----- GIVEN INFORMATION

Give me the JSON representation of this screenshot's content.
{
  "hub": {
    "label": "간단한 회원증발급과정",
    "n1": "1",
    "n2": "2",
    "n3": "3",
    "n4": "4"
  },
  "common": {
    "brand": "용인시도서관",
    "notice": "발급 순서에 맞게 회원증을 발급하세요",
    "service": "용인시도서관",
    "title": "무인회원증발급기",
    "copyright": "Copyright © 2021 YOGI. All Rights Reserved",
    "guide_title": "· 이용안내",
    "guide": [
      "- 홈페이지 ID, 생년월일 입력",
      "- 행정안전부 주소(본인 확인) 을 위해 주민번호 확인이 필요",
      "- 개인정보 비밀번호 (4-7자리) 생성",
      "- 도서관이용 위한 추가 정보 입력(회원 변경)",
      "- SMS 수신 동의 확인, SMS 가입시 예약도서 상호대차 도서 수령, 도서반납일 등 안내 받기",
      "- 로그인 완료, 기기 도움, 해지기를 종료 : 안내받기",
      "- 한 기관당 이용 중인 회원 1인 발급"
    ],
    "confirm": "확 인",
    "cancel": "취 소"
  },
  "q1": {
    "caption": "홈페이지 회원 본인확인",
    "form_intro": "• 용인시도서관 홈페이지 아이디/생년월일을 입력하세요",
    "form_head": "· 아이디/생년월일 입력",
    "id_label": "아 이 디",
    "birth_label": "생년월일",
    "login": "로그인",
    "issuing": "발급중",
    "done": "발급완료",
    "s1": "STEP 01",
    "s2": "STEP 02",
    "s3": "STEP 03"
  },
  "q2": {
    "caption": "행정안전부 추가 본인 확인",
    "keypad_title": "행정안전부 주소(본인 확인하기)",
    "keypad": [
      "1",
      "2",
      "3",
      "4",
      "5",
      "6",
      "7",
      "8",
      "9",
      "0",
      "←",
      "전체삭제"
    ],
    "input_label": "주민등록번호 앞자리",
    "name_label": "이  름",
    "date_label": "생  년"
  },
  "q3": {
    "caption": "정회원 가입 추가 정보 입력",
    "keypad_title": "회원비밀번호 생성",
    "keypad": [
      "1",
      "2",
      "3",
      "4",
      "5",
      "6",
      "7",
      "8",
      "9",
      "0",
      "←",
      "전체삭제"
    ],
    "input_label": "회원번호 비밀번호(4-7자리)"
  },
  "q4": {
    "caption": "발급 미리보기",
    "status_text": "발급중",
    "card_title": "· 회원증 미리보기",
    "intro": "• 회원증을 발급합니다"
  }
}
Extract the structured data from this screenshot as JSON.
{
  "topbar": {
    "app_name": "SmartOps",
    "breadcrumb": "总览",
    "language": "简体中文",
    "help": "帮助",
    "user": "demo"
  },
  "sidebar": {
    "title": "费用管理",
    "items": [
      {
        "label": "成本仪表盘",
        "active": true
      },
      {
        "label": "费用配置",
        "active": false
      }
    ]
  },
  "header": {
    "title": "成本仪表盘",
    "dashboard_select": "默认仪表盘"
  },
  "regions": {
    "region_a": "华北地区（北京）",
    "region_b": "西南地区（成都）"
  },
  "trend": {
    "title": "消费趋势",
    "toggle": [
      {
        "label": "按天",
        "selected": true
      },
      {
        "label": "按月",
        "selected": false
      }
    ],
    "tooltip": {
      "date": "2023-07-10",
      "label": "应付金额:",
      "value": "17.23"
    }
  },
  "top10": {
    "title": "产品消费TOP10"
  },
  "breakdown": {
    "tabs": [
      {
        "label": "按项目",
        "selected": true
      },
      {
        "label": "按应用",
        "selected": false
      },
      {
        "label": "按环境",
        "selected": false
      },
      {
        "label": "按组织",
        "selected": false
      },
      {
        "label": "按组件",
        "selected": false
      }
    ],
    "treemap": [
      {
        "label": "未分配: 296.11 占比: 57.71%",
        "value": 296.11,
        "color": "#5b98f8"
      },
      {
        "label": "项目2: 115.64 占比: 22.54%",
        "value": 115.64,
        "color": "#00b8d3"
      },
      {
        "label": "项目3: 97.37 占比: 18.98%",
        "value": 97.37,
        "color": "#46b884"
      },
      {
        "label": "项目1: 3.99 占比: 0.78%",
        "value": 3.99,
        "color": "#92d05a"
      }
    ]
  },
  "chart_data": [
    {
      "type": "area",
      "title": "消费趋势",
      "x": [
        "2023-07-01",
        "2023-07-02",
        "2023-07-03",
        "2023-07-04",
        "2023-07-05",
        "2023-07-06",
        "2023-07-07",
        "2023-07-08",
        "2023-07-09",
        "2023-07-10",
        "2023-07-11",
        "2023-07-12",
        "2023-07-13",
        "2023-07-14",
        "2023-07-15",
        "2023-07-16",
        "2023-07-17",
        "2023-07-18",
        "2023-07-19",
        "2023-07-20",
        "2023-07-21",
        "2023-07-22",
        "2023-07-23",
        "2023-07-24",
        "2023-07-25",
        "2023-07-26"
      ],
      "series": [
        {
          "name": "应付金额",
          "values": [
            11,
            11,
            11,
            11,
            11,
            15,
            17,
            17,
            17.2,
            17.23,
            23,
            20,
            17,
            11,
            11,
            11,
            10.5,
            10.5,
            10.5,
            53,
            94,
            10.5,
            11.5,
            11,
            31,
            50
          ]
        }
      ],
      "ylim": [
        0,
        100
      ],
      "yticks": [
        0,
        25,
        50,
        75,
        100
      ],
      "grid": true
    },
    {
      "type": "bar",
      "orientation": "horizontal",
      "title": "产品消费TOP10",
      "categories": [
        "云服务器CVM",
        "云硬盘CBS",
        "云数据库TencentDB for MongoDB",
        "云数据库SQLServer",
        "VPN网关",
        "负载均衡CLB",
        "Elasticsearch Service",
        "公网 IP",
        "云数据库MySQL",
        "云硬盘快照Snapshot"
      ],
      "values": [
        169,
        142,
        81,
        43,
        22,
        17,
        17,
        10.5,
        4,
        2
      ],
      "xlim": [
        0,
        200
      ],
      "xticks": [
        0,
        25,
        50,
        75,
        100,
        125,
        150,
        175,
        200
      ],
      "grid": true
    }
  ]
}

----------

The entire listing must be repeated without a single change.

* [WRITTEN ANSWER]
Give me the JSON representation of this screenshot's content.
{
  "hub": {
    "label": "간단한 회원증발급과정",
    "n1": "1",
    "n2": "2",
    "n3": "3",
    "n4": "4"
  },
  "common": {
    "brand": "용인시도서관",
    "notice": "발급 순서에 맞게 회원증을 발급하세요",
    "service": "용인시도서관",
    "title": "무인회원증발급기",
    "copyright": "Copyright © 2021 YOGI. All Rights Reserved",
    "guide_title": "· 이용안내",
    "guide": [
      "- 홈페이지 ID, 생년월일 입력",
      "- 행정안전부 주소(본인 확인) 을 위해 주민번호 확인이 필요",
      "- 개인정보 비밀번호 (4-7자리) 생성",
      "- 도서관이용 위한 추가 정보 입력(회원 변경)",
      "- SMS 수신 동의 확인, SMS 가입시 예약도서 상호대차 도서 수령, 도서반납일 등 안내 받기",
      "- 로그인 완료, 기기 도움, 해지기를 종료 : 안내받기",
      "- 한 기관당 이용 중인 회원 1인 발급"
    ],
    "confirm": "확 인",
    "cancel": "취 소"
  },
  "q1": {
    "caption": "홈페이지 회원 본인확인",
    "form_intro": "• 용인시도서관 홈페이지 아이디/생년월일을 입력하세요",
    "form_head": "· 아이디/생년월일 입력",
    "id_label": "아 이 디",
    "birth_label": "생년월일",
    "login": "로그인",
    "issuing": "발급중",
    "done": "발급완료",
    "s1": "STEP 01",
    "s2": "STEP 02",
    "s3": "STEP 03"
  },
  "q2": {
    "caption": "행정안전부 추가 본인 확인",
    "keypad_title": "행정안전부 주소(본인 확인하기)",
    "keypad": [
      "1",
      "2",
      "3",
      "4",
      "5",
      "6",
      "7",
      "8",
      "9",
      "0",
      "←",
      "전체삭제"
    ],
    "input_label": "주민등록번호 앞자리",
    "name_label": "이  름",
    "date_label": "생  년"
  },
  "q3": {
    "caption": "정회원 가입 추가 정보 입력",
    "keypad_title": "회원비밀번호 생성",
    "keypad": [
      "1",
      "2",
      "3",
      "4",
      "5",
      "6",
      "7",
      "8",
      "9",
      "0",
      "←",
      "전체삭제"
    ],
    "input_label": "회원번호 비밀번호(4-7자리)"
  },
  "q4": {
    "caption": "발급 미리보기",
    "status_text": "발급중",
    "card_title": "· 회원증 미리보기",
    "intro": "• 회원증을 발급합니다"
  }
}
Extract the structured data from this screenshot as JSON.
{
  "topbar": {
    "app_name": "SmartOps",
    "breadcrumb": "总览",
    "language": "简体中文",
    "help": "帮助",
    "user": "demo"
  },
  "sidebar": {
    "title": "费用管理",
    "items": [
      {
        "label": "成本仪表盘",
        "active": true
      },
      {
        "label": "费用配置",
        "active": false
      }
    ]
  },
  "header": {
    "title": "成本仪表盘",
    "dashboard_select": "默认仪表盘"
  },
  "regions": {
    "region_a": "华北地区（北京）",
    "region_b": "西南地区（成都）"
  },
  "trend": {
    "title": "消费趋势",
    "toggle": [
      {
        "label": "按天",
        "selected": true
      },
      {
        "label": "按月",
        "selected": false
      }
    ],
    "tooltip": {
      "date": "2023-07-10",
      "label": "应付金额:",
      "value": "17.23"
    }
  },
  "top10": {
    "title": "产品消费TOP10"
  },
  "breakdown": {
    "tabs": [
      {
        "label": "按项目",
        "selected": true
      },
      {
        "label": "按应用",
        "selected": false
      },
      {
        "label": "按环境",
        "selected": false
      },
      {
        "label": "按组织",
        "selected": false
      },
      {
        "label": "按组件",
        "selected": false
      }
    ],
    "treemap": [
      {
        "label": "未分配: 296.11 占比: 57.71%",
        "value": 296.11,
        "color": "#5b98f8"
      },
      {
        "label": "项目2: 115.64 占比: 22.54%",
        "value": 115.64,
        "color": "#00b8d3"
      },
      {
        "label": "项目3: 97.37 占比: 18.98%",
        "value": 97.37,
        "color": "#46b884"
      },
      {
        "label": "项目1: 3.99 占比: 0.78%",
        "value": 3.99,
        "color": "#92d05a"
      }
    ]
  },
  "chart_data": [
    {
      "type": "area",
      "title": "消费趋势",
      "x": [
        "2023-07-01",
        "2023-07-02",
        "2023-07-03",
        "2023-07-04",
        "2023-07-05",
        "2023-07-06",
        "2023-07-07",
        "2023-07-08",
        "2023-07-09",
        "2023-07-10",
        "2023-07-11",
        "2023-07-12",
        "2023-07-13",
        "2023-07-14",
        "2023-07-15",
        "2023-07-16",
        "2023-07-17",
        "2023-07-18",
        "2023-07-19",
        "2023-07-20",
        "2023-07-21",
        "2023-07-22",
        "2023-07-23",
        "2023-07-24",
        "2023-07-25",
        "2023-07-26"
      ],
      "series": [
        {
          "name": "应付金额",
          "values": [
            11,
            11,
            11,
            11,
            11,
            15,
            17,
            17,
            17.2,
            17.23,
            23,
            20,
            17,
            11,
            11,
            11,
            10.5,
            10.5,
            10.5,
            53,
            94,
            10.5,
            11.5,
            11,
            31,
            50
          ]
        }
      ],
      "ylim": [
        0,
        100
      ],
      "yticks": [
        0,
        25,
        50,
        75,
        100
      ],
      "grid": true
    },
    {
      "type": "bar",
      "orientation": "horizontal",
      "title": "产品消费TOP10",
      "categories": [
        "云服务器CVM",
        "云硬盘CBS",
        "云数据库TencentDB for MongoDB",
        "云数据库SQLServer",
        "VPN网关",
        "负载均衡CLB",
        "Elasticsearch Service",
        "公网 IP",
        "云数据库MySQL",
        "云硬盘快照Snapshot"
      ],
      "values": [
        169,
        142,
        81,
        43,
        22,
        17,
        17,
        10.5,
        4,
        2
      ],
      "xlim": [
        0,
        200
      ],
      "xticks": [
        0,
        25,
        50,
        75,
        100,
        125,
        150,
        175,
        200
      ],
      "grid": true
    }
  ]
}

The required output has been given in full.